Yet, regardless of obvious bias, it is impossible to deny that, besides being the best place for those of us who live here, this really is among the most excellent places in the entire Universe. The climate is perfect, with just enough winter without too much chill, just enough summer without too much heat, plenty of sunny weather, and only mild storms within a brief rainy season. Scenery is exquisite, with grand redwoods and the coast of the Pacific Ocean nearby. Society is remarkably diverse, accommodating and generous. There are too many advantages to being here to list. Even those who lack domestic situations know how fortunate we are to be here.

December 22, 2021 – Memorial Tree Update

before and after pruning

Winter pruning happens in, well, winter, which began with the solstice on December 21. The little Memorial Tree in Felton Covered Bridge Park got pruned and groomed on the day after, which was December 22. It was already sufficiently dormant for the process. I did not want to delay it any longer than necessary.

Lower stems were removed both to improve minimal clearance for pedestrians, and to direct growth upward next year. Growth had gotten obtrusively low through summer; but pruning was delayed until dormancy. A few more of the unobtrusive lower stems that are substantial enough to compete with desirable upper growth may be pruned away later. Smaller lower stems will likely subordinate to more vigorous upper growth, even if not pruned away later. Only a few stems that crossed over primary limbs were removed, but probably did not need to be, since they likely would have eventually subordinated.

Binding of the main trunk was finally removed. The tree was bound from the beginning because it was so young, with irregular structure. As it matured, taller new binding stakes replaced the shorter old binding stakes, to straighten and direct the main trunk. Although the main trunk was sufficiently tall to not require binding last year, it remained bound for straightness.

Binding is typically performed while trees are developing in nurseries, so that trees do not need binding once installed into landscapes. Such procedures are performed by nurserymen, but neither arborists nor gardeners. I was therefore pleased to remove the binding from the landscape. However, and embarrassingly, because growth had been so vigorous through last year, two main limbs were temporarily bound to direct their growth away from each other! They would otherwise develop a detrimentally narrow and consequently structurally deficient branch union. Their binding should be removed next winter.

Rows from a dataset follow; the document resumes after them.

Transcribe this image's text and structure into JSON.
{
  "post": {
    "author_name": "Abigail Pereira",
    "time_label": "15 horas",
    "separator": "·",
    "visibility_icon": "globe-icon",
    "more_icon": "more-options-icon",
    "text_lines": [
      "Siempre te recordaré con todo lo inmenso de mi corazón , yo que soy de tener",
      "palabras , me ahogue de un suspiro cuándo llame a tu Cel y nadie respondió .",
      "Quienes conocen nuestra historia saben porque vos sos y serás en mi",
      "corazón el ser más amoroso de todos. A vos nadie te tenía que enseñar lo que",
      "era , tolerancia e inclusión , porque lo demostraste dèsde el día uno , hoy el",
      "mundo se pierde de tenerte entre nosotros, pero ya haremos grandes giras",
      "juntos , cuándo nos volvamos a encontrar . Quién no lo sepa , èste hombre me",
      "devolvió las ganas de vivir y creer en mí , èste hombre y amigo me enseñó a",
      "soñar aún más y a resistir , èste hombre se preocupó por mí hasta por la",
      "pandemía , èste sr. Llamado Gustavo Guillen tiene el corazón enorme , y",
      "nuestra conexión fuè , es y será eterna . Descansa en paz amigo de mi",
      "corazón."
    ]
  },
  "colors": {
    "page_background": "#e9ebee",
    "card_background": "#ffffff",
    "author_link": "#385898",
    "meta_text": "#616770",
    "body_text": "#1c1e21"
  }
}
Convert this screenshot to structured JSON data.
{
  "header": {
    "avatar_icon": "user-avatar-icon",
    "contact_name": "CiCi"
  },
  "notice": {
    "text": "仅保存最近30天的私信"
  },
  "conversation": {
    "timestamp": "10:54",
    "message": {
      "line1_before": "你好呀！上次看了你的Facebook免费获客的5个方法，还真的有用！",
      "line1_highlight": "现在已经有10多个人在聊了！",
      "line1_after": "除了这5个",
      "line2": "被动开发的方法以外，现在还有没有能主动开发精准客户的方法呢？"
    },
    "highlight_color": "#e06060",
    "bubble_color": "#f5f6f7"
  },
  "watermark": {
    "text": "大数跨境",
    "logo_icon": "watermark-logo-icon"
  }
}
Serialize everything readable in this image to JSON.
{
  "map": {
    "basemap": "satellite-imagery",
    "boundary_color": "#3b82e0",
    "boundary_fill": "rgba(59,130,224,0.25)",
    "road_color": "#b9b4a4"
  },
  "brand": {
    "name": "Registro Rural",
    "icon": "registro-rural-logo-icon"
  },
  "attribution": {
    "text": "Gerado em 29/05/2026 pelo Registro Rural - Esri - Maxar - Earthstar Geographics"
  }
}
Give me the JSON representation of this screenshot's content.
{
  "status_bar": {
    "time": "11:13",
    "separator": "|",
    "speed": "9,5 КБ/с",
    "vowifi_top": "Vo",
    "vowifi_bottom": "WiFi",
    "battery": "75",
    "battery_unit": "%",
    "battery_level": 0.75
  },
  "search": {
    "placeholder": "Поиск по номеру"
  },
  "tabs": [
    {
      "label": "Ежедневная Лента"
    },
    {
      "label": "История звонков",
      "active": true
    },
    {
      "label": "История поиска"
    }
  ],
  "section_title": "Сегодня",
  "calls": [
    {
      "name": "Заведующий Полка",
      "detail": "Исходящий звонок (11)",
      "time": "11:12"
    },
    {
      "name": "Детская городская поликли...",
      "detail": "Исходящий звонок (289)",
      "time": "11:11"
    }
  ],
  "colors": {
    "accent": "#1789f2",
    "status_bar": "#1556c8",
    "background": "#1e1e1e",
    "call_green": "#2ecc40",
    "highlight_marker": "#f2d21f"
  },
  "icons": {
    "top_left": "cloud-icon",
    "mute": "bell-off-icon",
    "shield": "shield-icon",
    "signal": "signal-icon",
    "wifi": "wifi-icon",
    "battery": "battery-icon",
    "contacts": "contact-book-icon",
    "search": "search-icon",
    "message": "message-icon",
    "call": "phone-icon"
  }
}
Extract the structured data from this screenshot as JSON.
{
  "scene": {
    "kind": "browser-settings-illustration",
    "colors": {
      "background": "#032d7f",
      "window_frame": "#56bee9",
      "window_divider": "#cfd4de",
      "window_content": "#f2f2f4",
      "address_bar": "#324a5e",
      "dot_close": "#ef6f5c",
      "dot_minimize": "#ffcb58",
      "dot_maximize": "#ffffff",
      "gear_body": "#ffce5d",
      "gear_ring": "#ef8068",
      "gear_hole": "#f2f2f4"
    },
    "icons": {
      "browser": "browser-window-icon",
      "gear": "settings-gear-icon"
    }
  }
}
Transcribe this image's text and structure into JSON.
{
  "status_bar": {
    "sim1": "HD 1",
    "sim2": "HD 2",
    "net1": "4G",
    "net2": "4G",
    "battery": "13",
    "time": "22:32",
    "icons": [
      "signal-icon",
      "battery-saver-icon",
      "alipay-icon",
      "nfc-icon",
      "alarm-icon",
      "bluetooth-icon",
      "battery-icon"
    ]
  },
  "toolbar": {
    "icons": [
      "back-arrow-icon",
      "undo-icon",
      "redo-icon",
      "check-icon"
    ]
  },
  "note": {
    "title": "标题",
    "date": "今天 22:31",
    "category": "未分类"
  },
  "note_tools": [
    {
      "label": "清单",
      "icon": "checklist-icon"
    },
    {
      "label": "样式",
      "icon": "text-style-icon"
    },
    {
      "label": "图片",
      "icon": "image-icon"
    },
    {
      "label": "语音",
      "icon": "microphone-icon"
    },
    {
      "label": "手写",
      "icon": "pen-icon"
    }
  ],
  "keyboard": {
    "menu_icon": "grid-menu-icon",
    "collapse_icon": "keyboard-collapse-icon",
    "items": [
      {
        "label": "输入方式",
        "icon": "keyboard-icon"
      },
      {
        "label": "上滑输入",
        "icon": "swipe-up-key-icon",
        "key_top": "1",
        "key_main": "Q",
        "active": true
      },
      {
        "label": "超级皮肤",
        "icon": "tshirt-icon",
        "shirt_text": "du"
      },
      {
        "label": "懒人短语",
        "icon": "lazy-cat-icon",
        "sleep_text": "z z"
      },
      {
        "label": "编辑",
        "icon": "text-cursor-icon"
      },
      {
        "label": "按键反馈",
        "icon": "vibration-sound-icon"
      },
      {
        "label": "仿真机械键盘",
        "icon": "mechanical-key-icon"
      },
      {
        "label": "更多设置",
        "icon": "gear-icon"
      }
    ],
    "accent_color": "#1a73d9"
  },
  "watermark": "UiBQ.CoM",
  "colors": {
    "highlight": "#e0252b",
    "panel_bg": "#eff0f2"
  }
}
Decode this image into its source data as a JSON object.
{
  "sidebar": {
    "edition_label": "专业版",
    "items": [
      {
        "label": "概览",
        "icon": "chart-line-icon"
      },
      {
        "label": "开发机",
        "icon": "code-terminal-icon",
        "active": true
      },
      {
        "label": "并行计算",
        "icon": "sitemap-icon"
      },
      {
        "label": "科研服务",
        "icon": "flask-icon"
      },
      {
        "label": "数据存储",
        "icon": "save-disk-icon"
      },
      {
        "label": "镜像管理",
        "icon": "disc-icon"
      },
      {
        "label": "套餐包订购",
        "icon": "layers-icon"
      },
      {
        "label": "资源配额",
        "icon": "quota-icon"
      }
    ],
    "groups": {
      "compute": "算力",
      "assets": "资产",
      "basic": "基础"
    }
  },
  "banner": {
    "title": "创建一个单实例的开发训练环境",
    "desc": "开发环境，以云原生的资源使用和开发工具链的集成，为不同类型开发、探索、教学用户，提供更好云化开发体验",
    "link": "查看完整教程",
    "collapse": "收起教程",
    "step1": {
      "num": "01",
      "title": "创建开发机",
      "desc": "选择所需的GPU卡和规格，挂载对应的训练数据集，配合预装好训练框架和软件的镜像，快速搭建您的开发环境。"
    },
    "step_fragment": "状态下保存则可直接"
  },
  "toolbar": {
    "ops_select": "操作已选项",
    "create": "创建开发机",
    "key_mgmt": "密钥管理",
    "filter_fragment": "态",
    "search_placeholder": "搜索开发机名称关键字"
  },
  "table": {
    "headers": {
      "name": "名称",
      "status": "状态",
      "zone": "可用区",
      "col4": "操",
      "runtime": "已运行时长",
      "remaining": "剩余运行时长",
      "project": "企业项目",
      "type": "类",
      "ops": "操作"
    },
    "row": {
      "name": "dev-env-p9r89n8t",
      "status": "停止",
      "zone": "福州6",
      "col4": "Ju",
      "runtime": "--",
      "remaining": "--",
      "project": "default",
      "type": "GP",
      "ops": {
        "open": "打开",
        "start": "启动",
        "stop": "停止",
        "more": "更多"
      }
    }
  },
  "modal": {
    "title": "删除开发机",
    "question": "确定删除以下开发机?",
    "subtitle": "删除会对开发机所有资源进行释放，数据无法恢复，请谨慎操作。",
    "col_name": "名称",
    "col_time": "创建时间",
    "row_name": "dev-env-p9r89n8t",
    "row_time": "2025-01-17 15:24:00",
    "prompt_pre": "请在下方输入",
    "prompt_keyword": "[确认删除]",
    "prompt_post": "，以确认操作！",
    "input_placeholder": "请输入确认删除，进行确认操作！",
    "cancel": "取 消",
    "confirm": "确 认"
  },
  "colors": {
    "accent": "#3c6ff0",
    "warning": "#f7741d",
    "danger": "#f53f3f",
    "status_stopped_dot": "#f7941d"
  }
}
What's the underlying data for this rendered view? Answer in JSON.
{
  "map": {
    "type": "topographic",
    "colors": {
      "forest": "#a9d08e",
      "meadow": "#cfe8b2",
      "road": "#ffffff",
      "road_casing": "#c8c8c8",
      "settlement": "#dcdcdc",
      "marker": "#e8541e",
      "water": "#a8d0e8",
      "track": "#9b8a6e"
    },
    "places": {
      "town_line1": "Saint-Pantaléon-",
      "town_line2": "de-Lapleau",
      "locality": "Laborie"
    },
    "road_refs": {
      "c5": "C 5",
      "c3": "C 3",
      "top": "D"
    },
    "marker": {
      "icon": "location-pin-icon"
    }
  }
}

Although the binding stake was removed, a stabilizing stake was replaced, and should remain until next winter, and might remain, perhaps with minor adjustment, until the winter afterward if necessary. Because the stabilizing stake is coincidentally directly behind the tree trunk in the picture, it is not visible. A larger and older wooden stake that broke at the base, but remained attached between the tree trunk, binding stake and newer stabilizing stake through most of last year, after the newer stabilizing stake was installed, is now gone.

The little Memorial Tree in Felton Covered Bridge Park is doing quite well.